Next we head to another room at Stanford where a class is hosting Nipun to come speak to them, as it is the anniversary of Gandhi's assassination.  Nipun proceeds to deliver a one hour lecture with no preparation, and it is the most moving talk i have ever heard.  he talks about the value of selfless service and how it can be implemented in our daily lives from the smallest level.  He is bar none the best speaker I have ever seen.  people were leaving with tears in their eyes and talking about how they needed to rethink their lives.  Every day with this guy is a blessing...

 

From there we take a trip back to Berkeley with friend Hitesh.  He shared with us his social entrepreneurship plan to help the downtrodden in developing worlds be able to compete (can't share much more than that), and we discuss ways to be of service.

 

that was one day.  lol

 

Friday:

After lounging around in the morning, I spend the afternoon moving into my new apt in Berkeley.

 

The evening is spent in a dinner meeting with a veritable who's who of service all-stars, pretty much every one of them sub 30 years old.  we talked about synergies between what we were doing and perhaps how we could serve together.  the roster of accomplishments for these people was awesome:

-prof. srikumar rao, who runs a personal mastery course in various top schools all over the world and has been featured in Time magazine, NY Times, and Wall Street Journal.

-a stanford phd student who is using technology to help farmers in developing countries

-a berkeley phd student that is using wireless videoconferencing technology to bring medical attention to villages in developing nations

-a columbia mba that is running an online video website owned by a major media company

-a former dot-com entrepreneur

-a stanford mba student who had national acclaim starting a non-profit to help Argentina and also lived as a homeless person to get a feel of what it was like

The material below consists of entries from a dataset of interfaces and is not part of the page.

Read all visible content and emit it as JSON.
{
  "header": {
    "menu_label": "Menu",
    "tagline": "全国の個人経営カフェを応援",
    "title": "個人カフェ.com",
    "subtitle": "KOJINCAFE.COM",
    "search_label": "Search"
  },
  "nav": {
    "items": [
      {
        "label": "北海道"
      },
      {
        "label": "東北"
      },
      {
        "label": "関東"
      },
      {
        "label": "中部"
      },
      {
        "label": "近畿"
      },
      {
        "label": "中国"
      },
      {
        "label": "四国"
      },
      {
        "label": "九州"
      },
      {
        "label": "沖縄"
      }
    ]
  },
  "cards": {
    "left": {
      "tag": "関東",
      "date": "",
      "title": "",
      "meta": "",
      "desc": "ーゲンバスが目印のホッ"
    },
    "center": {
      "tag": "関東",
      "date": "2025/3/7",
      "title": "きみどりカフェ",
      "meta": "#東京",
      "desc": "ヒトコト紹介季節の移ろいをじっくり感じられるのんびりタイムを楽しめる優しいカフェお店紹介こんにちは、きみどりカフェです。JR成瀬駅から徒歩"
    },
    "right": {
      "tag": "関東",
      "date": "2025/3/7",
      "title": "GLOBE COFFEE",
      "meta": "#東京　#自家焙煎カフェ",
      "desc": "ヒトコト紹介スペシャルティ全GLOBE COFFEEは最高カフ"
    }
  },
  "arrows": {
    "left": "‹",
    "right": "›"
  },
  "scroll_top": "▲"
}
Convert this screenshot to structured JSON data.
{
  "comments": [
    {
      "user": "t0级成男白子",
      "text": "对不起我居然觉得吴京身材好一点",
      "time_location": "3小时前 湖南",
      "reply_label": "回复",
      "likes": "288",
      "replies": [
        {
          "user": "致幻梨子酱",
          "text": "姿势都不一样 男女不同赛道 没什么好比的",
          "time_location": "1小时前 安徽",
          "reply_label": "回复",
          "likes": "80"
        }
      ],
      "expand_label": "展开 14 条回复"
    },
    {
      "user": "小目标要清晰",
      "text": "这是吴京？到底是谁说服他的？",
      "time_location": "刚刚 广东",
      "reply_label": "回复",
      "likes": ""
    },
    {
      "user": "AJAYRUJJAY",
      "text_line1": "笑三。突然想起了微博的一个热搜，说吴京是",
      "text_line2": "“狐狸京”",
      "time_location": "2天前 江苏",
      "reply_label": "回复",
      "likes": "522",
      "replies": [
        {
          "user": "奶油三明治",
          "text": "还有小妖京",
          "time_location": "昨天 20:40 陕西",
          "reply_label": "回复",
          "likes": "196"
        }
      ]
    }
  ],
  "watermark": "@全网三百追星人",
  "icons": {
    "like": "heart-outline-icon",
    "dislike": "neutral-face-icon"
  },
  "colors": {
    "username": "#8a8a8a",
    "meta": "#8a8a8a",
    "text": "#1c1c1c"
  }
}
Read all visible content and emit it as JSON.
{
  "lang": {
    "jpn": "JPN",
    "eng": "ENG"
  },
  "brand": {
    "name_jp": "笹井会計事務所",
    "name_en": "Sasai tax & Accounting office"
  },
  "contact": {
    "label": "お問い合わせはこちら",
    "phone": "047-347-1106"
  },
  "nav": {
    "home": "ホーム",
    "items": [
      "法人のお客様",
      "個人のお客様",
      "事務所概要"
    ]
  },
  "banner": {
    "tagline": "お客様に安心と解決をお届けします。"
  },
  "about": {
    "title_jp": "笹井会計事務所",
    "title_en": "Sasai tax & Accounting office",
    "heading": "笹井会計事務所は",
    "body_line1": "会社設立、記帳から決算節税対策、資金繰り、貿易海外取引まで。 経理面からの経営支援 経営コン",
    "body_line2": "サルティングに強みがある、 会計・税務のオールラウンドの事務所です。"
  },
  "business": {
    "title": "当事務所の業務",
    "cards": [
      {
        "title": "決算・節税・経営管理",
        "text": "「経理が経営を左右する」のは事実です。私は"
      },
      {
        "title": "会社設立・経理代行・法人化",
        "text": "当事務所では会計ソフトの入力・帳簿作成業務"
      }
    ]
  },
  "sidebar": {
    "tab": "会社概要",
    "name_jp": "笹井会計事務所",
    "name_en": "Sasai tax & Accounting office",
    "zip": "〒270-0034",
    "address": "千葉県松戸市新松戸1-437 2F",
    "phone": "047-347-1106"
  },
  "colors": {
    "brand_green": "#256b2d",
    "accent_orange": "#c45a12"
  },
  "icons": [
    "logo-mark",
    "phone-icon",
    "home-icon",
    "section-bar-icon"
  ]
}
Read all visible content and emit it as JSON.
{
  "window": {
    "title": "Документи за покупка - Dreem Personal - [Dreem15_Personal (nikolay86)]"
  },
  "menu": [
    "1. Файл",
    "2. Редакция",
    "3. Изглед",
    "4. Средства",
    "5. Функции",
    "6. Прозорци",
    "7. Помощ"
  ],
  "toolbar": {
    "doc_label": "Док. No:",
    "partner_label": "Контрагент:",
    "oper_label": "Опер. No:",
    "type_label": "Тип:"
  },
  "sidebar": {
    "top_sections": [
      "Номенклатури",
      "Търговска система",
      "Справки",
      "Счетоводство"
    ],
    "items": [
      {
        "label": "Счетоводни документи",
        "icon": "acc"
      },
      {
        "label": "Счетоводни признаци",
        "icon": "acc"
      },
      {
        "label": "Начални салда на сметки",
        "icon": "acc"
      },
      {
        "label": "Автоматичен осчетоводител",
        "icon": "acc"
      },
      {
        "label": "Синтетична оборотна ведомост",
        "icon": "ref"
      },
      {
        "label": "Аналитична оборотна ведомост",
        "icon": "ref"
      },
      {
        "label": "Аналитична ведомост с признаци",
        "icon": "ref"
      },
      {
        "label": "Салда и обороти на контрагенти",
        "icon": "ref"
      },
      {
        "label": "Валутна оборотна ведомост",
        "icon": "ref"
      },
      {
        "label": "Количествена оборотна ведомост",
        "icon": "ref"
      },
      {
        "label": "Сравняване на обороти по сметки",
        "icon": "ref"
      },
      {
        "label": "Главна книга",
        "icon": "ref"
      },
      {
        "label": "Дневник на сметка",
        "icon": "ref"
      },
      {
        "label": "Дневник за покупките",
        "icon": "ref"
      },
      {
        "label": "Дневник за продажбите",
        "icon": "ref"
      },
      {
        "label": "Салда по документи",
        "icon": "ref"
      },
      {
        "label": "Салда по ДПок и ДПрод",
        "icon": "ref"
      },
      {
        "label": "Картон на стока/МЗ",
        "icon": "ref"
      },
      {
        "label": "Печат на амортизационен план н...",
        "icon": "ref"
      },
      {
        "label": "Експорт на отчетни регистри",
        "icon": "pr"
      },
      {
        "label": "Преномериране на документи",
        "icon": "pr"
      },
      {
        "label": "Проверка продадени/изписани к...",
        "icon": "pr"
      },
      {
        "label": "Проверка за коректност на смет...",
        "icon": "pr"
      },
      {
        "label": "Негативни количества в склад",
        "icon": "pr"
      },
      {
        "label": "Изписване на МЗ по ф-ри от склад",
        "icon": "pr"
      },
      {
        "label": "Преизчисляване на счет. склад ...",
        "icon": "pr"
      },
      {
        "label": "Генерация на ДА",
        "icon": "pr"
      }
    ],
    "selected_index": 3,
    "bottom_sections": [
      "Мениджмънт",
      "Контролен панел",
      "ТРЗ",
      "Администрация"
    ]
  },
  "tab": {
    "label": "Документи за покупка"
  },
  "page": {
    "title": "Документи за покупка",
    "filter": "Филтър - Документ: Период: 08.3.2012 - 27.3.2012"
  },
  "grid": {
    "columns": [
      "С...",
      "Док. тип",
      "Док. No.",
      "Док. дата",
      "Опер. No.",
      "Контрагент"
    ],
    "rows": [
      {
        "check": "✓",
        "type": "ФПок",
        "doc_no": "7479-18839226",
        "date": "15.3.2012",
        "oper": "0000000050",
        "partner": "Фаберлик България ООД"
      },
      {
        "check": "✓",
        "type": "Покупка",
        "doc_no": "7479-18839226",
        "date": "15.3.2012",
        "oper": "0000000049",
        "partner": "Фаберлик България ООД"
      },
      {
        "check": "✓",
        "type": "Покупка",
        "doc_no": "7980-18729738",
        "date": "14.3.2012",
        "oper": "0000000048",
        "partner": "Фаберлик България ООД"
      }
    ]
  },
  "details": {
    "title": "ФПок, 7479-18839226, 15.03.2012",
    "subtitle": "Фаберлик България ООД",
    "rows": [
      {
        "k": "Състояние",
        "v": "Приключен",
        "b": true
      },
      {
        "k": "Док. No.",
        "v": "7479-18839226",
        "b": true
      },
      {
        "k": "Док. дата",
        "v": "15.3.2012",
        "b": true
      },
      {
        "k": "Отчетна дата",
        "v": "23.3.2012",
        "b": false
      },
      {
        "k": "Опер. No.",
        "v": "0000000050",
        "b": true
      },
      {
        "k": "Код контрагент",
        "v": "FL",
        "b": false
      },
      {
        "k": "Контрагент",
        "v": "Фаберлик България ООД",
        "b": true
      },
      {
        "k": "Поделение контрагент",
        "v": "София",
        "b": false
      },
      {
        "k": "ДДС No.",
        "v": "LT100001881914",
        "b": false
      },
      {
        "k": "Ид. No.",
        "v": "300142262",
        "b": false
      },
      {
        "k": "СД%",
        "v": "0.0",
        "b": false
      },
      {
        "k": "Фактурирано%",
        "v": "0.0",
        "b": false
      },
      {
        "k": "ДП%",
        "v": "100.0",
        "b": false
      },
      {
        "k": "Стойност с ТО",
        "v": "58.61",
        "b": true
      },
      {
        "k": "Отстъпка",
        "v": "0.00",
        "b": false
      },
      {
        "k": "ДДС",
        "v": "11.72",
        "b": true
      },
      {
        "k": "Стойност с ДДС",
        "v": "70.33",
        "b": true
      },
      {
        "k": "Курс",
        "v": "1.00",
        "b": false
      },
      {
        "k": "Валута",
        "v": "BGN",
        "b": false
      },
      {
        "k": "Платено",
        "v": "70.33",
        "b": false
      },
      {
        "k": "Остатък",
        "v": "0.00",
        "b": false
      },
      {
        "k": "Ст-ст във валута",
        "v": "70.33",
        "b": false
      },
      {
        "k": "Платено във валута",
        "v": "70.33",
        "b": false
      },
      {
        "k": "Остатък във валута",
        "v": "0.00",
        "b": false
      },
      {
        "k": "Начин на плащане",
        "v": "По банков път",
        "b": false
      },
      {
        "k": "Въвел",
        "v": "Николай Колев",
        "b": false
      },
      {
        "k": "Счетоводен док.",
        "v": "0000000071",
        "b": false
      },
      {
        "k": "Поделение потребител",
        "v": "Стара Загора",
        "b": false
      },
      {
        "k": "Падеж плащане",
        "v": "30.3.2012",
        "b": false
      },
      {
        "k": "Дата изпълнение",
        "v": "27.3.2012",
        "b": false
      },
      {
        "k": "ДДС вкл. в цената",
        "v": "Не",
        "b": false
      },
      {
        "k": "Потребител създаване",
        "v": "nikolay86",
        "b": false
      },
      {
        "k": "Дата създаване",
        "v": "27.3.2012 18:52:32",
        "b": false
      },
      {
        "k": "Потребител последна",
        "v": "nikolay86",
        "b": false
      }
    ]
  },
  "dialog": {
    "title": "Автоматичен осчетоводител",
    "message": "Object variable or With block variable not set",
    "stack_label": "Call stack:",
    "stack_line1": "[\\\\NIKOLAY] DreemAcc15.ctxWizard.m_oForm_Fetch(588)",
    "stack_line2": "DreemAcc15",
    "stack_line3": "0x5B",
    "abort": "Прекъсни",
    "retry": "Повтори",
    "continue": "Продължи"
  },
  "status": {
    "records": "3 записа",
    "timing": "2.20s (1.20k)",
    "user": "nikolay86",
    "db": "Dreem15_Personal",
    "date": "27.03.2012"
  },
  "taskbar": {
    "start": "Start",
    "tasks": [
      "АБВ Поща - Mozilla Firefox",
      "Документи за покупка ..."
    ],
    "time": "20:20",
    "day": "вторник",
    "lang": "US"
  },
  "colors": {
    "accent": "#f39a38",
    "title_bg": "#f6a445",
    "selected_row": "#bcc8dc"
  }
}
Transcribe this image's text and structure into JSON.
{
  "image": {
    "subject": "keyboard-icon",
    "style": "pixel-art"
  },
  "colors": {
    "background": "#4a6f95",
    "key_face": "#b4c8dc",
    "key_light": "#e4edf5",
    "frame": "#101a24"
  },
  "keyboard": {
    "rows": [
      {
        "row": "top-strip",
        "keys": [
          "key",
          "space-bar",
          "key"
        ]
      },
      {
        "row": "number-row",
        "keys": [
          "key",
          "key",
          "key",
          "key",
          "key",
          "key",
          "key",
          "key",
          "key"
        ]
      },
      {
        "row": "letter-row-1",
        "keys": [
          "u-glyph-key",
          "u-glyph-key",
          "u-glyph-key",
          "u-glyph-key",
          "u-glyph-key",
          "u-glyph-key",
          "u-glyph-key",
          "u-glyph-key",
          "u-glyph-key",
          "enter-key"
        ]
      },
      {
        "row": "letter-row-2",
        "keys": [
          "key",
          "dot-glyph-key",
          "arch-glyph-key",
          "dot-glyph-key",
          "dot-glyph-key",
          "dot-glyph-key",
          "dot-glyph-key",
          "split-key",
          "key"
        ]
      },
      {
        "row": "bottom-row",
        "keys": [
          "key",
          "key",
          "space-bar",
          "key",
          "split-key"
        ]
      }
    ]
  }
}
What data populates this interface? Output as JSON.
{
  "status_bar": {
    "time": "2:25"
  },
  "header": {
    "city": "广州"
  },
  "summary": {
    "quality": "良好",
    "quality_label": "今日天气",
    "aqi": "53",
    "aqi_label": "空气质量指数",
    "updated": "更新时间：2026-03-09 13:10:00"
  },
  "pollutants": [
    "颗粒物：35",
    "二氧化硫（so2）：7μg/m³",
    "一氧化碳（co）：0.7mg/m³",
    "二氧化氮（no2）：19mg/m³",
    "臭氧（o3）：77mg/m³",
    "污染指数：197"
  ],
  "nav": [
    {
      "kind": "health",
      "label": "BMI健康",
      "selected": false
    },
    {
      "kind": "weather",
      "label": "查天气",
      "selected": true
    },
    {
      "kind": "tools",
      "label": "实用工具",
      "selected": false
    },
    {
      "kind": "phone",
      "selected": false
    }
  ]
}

-another berkely phd student using persuasive technology to get developing nations to adopt basic medical standards

and then there was Nipun, Guri, and I.  what a trip this night was...

 

Saturday:

Had a long afternoon meeting about Karma Kitchen.  We're hoping to get it up and running again shortly, and I plan to play a role in it while i'm here.  It should be awesome!

Ended the evening by heading downtown with my friend Mita for a birthday party.  SF is very hilly =)

 

I've been asked a few times 'why do this?'  i mean, i just go around meeting people and learning about what they do and see if i can be of service in any way.  you'd think that it'd be hard to get a real deep experience going this route.  traditionally you'd be correct.  however, when the connection you bring to the table is a spiritual one, something that is based on a shared experience of introspection, the amount you get out of every meeting is .... just more.  This is why i'm so thankful to Nipun, who has been arranging a lot of this as part of CharityFocus.  I just get to ride the high of this job.  its nice being an intern/executive committee member of CharityFocus :P

 

to add to that, the broadening of perspective i've been lucky to experience as a result of this is worth its weight in gold.  i mean, a lot of this stuff i didn't even know that people did at all prior to coming here.  turns out not only do people do it, but they need help, and will take yours, especially if you offer it freely.  i'm trying to think more and more about how to incorporate this element of life into my future consulting life.  it would be nice to connect McKinsey to some of these people doing such great things and use the business sense to discover ways to get more people access to the solutions.  still a ways off to do that though ;)

 

One thing I didn't mention is that through everything i've been doing here, we've been meditating 1 hour every day.  its not much, but maintaining that has really been useful.

 

alright, time to sleep so i can get ready for another week of 'retirement' life! =)